The conservation team at Phillip Island Nature Parks and the Penguin Foundation are delighted to see the Short-tailed Shearwaters returning to Phillip Island (Millowl). We are well and truly ready for them. While the migratory Short-tailed Shearwater birds, also known as 'mutton birds', have spent our winter up in the northern-hemisphere feeding in the waters off Alaska, we’ve been working hard to make sure their nesting sites are ready upon their return. Last week we started seeing the first of these incredible birds returning from their 16,000km trip and they’re now back in full force to renovate their burrows and mate. In late November, they will lay one egg in a sand dune burrow. The egg hatches in mid-January and the parents feed the chick before beginning their migration back to the northern hemisphere in mid-April. The fat, fluffy chick is left behind until it grows its ‘adult’ feathers and begins the migration weeks after the adults leave. If you are visitor or resident on Phillip Island, you can help our shearwaters by always sticking to the path to avoid crushing their fragile sand-dune burrows and keeping pet cats and dogs out of nesting habitat. Although they are incredible at flying, they are extremely clumsy and vulnerable on land. Follow the video link to find out more about Phillip Island Nature Parks' revegetation activities on Short-tailed shearwater nesting sites.

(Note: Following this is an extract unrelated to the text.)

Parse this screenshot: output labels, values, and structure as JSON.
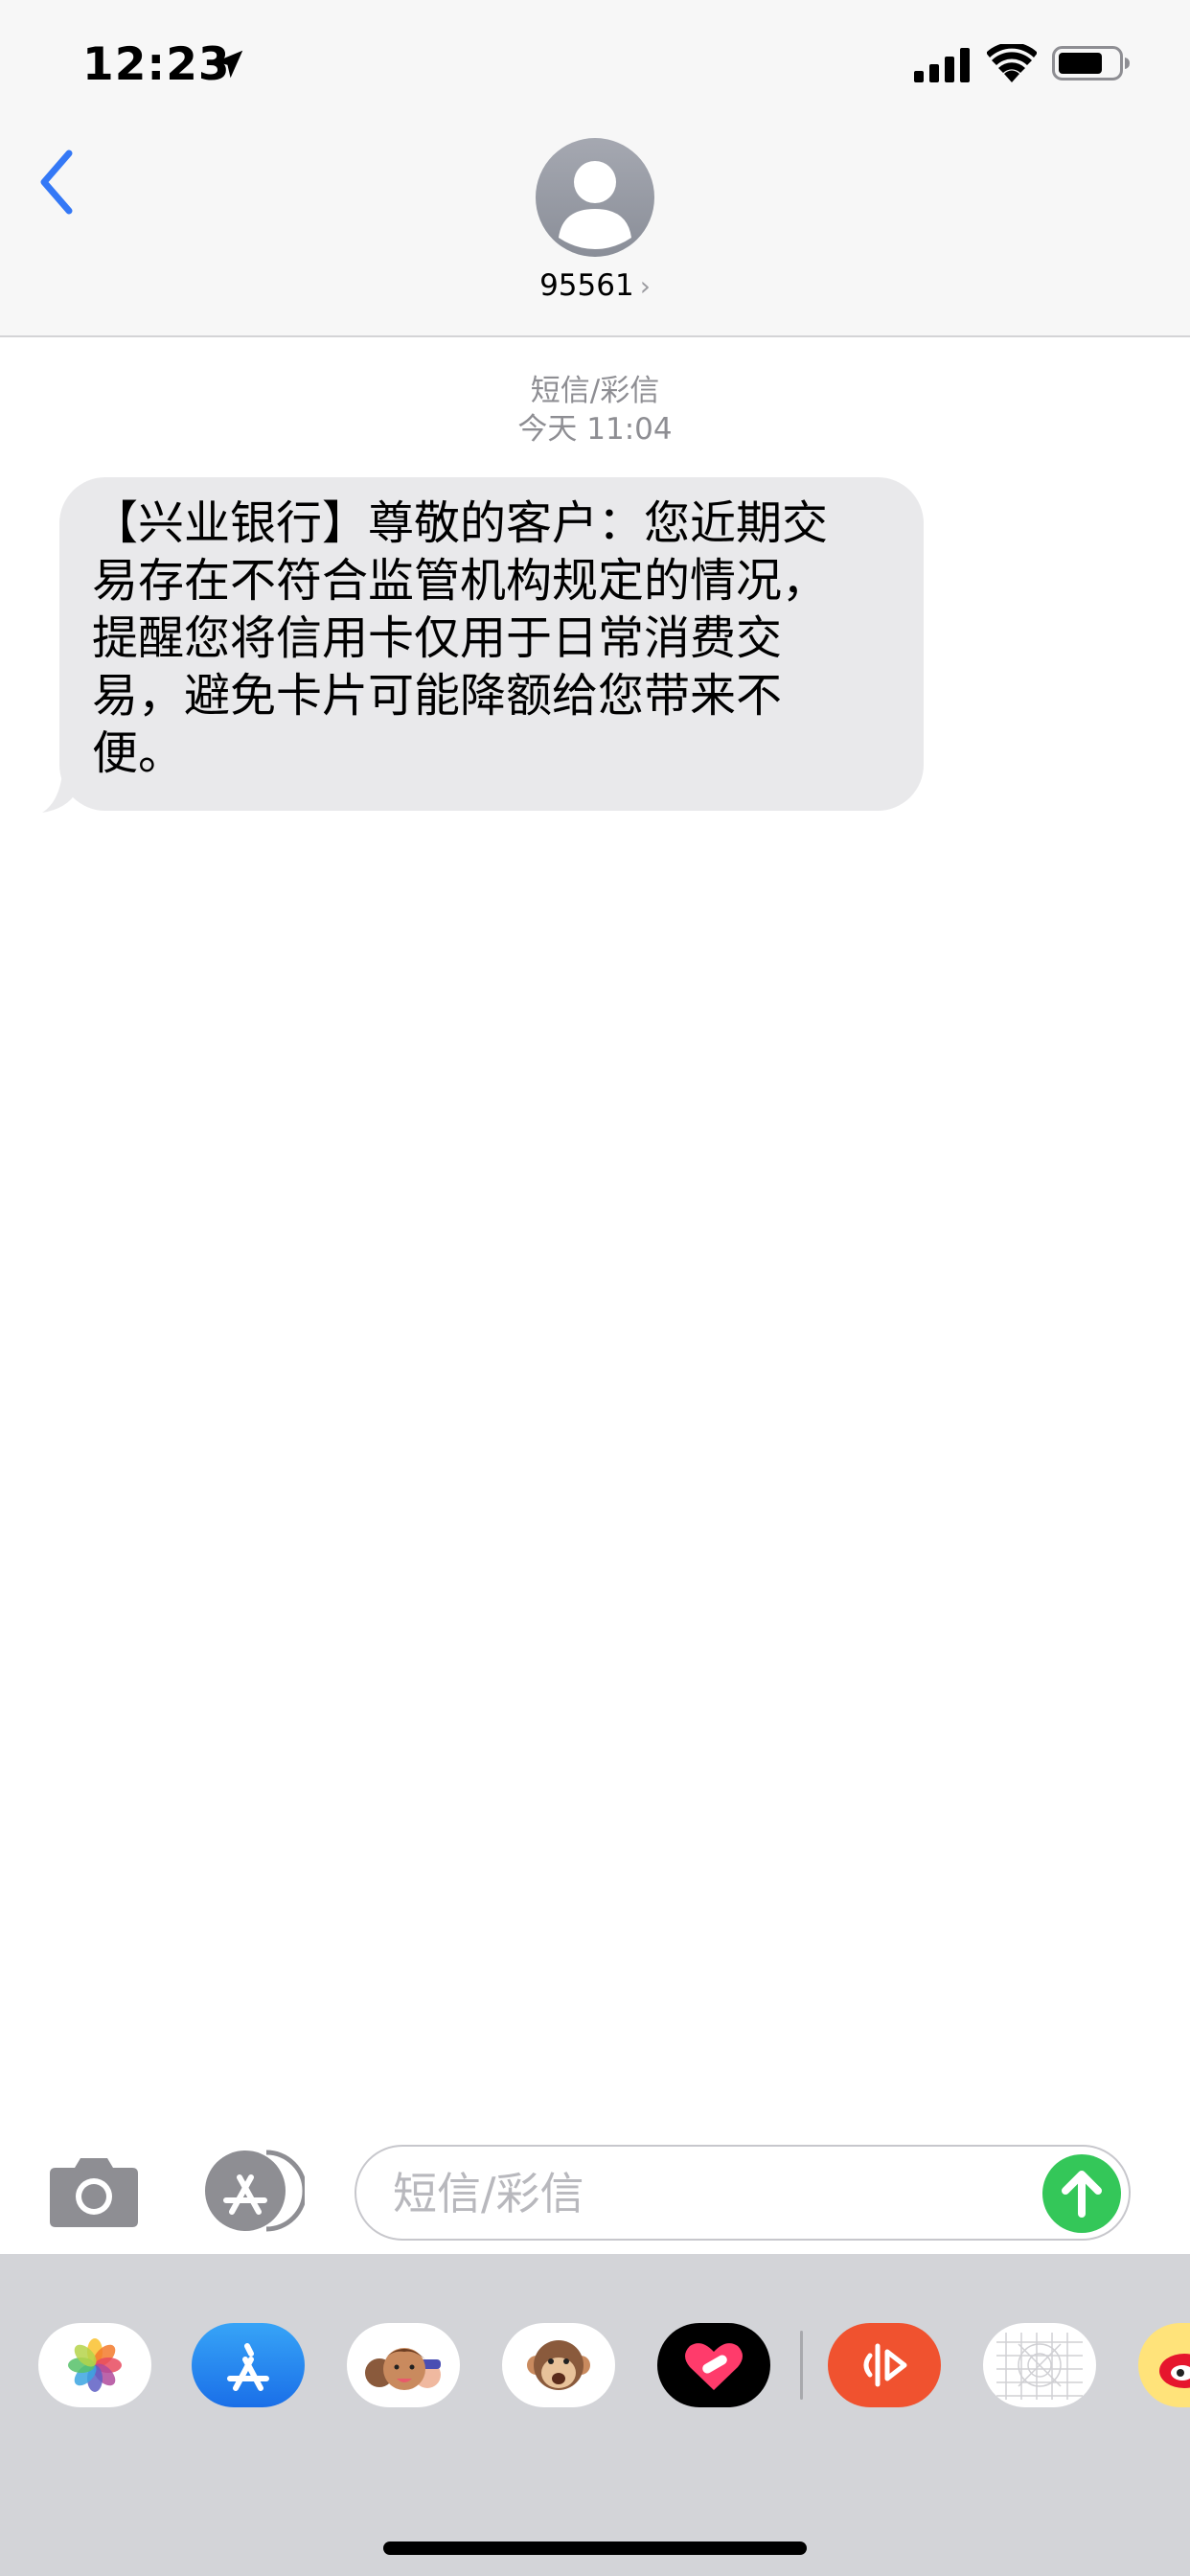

If you would like to help raise funds to protect these fascinating birds, you can donate or adopt a Short-tailed shearwater through the Penguin Foundation website.